→ **What you will do**
Would you copy each line of the data below that has "Delay"?

Excerpts from an interface dataset:
^^^^^^^^^^^^^^^^
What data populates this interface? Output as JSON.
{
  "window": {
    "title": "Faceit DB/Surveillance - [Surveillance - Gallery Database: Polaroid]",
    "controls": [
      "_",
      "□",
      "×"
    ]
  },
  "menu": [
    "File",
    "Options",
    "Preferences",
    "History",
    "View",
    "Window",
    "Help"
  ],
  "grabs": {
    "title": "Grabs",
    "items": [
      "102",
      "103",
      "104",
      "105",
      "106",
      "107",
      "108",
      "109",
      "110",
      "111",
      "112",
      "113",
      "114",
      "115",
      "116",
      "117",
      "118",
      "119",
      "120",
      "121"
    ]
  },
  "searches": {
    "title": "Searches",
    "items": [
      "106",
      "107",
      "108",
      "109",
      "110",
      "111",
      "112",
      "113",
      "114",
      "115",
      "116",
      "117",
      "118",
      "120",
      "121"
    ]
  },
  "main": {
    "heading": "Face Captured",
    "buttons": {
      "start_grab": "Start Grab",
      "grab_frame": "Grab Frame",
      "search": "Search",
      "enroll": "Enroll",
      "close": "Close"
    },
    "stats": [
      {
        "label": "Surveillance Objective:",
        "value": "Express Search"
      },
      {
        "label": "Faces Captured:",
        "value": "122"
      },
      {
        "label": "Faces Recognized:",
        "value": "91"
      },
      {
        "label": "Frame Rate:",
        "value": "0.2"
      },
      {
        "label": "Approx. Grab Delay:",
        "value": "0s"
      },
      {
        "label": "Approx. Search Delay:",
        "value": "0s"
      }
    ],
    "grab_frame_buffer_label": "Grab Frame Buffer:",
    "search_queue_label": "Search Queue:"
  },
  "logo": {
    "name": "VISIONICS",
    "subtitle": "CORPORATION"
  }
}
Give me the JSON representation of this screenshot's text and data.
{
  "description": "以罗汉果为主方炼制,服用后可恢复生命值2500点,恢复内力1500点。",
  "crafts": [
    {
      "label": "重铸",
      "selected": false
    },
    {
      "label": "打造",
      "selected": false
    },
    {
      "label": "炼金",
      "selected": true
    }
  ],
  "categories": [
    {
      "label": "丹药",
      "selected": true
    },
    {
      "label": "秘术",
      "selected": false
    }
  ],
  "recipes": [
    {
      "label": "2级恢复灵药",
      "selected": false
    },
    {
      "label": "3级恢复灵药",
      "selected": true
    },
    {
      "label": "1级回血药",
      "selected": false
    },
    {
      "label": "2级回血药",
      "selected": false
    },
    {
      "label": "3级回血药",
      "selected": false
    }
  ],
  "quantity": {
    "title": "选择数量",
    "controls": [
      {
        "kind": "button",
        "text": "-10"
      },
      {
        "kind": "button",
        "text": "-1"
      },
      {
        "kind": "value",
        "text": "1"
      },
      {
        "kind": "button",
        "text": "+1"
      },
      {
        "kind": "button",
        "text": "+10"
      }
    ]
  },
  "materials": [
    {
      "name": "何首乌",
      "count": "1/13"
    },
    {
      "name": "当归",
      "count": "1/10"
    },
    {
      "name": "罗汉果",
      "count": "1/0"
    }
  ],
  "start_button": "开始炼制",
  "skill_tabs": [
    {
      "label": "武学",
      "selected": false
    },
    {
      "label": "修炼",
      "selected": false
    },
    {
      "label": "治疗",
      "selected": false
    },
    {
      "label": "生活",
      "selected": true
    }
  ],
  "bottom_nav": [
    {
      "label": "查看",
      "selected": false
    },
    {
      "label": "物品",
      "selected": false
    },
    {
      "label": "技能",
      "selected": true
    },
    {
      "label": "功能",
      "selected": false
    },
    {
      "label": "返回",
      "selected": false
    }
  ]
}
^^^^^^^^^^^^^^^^
→ **Exercise result**
        "label": "Approx. Grab Delay:",
        "label": "Approx. Search Delay:",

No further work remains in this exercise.